“In his bid to get Amazon, what won’t he agree to?” Lee told ThinkProgress, referring to efforts to silence and contain protesters in an effort to attract the company to the city. UPMC, she said, has influenced the mayor in the same way.
“I don’t know what UPMC’s plans are moving forward, but I know that if you bow down to a bully, they will keep pushing forward,” she added. “To have that sort of control over our governing body is frightening… What would ever curtail UPMC’s behavior? Nothing.”
LIVE: Our city still needs UPMC to provide ALL patients w/ access, to do MORE to fulfill its community health needs assessment & to RESPECT worker rights. We need to lift up voices of the community & ensure the community is a decision maker in the development that affects us all! pic.twitter.com/Gi9oyx9j5G
— Pittsburgh UNITED (@PghUNITED) July 31, 2018
Through it all, UPMC has treated its workers poorly and created rifts in health care access across the city. Employees have been pushing for a $15 minimum wage as early as 2014 and although the hospital recently agreed to raise the minimum wage in 2021, workers say that’s not soon enough.
The fight for unionization has lasted longer, since 2012. While some UPMC branches have nurses unions (remnants of small hospitals that UPMC purchased), the hospital has been denying its workers the right to unionize for years. In 2014, the National Labor Relations Board (NLRB) ruled that the chain was discriminating against workers who tried to organize a union, violating the law in the process.
“Employees were surveilled and photographed, interrogated and threatened with discipline and arrest. Four were fired,” Marvit wrote in a 2014 piece for In These Times. “The decision also found that UPMC helped create and support a ‘company union’ — an employer-dominated labor organization — in violation of federal law.”
UPMC’s anti-union campaign also stretched to its internal company website, where it posted notices intended to dissuade employees from organizing, including a post encouraging workers to seek advice from National Right to Work, and another titled “Why SEIU Isn’t Necessary.”
In the community, UPMC’s actions have hurt vulnerable residents. Lee said the health care chain’s 2010 decision to shut down its hospital in Pittsburgh’s Braddock neighborhood left the largely poor and black population without health care. Not much has changed since then, she said, adding that the hospital continues to worry most “about UPMC’s bottom line and their profits.”
“The hospital was something that was integral to our community … we basically begged UPMC to not pull out,” she added. “Our most vulnerable, our seniors, have to travel very far to get medical care.”
— Pittsburgh UNITED (@PghUNITED) July 31, 2018
Numerous activists echoed Lee’s words during the hearing, citing the city’s pressing health problems, including infant mortality and opioid addiction, as evidence that UPMC has not done enough to give back to the community.

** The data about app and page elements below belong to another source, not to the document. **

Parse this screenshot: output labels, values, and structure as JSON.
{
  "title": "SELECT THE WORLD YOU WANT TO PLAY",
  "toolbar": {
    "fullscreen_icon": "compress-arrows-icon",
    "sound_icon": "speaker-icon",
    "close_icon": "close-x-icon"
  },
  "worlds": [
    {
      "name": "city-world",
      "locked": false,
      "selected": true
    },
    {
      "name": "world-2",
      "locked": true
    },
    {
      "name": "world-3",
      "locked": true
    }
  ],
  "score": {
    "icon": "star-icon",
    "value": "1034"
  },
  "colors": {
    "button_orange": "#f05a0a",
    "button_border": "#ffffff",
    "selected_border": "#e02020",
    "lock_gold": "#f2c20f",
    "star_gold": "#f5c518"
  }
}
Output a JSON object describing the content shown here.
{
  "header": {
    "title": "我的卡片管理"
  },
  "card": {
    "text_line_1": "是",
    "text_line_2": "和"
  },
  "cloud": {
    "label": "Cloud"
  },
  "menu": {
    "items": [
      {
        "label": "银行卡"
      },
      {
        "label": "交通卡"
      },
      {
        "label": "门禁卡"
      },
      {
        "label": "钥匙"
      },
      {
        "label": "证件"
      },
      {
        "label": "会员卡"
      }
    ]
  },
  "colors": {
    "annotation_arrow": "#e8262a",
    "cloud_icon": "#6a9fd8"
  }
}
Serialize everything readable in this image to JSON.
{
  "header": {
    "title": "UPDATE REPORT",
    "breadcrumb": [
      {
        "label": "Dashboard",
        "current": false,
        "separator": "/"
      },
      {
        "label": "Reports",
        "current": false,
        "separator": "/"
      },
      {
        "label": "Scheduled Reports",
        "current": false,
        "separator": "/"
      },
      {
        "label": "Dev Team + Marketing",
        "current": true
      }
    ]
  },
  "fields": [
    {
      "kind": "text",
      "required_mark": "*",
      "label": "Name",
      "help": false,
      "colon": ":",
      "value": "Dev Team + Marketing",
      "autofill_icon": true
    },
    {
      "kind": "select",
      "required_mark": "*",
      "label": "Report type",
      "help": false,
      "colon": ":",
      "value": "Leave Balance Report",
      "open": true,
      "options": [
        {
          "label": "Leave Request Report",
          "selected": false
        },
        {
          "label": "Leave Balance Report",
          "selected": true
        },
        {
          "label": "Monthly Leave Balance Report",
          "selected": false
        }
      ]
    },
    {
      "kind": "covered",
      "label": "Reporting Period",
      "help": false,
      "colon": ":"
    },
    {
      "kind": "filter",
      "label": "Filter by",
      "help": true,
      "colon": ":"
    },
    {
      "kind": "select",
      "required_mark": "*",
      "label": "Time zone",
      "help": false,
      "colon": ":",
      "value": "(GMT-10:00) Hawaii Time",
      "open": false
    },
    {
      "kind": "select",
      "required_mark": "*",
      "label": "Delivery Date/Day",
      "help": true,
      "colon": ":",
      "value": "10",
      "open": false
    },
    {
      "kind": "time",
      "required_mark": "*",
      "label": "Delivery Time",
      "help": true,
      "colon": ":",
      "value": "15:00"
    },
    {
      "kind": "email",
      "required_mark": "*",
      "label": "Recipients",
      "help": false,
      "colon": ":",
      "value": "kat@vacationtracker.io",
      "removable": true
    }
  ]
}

“The people aren’t going to be deterred,” Lee said. “What the people are asking for is not something major, it’s not radical, it’s basic human dignity.”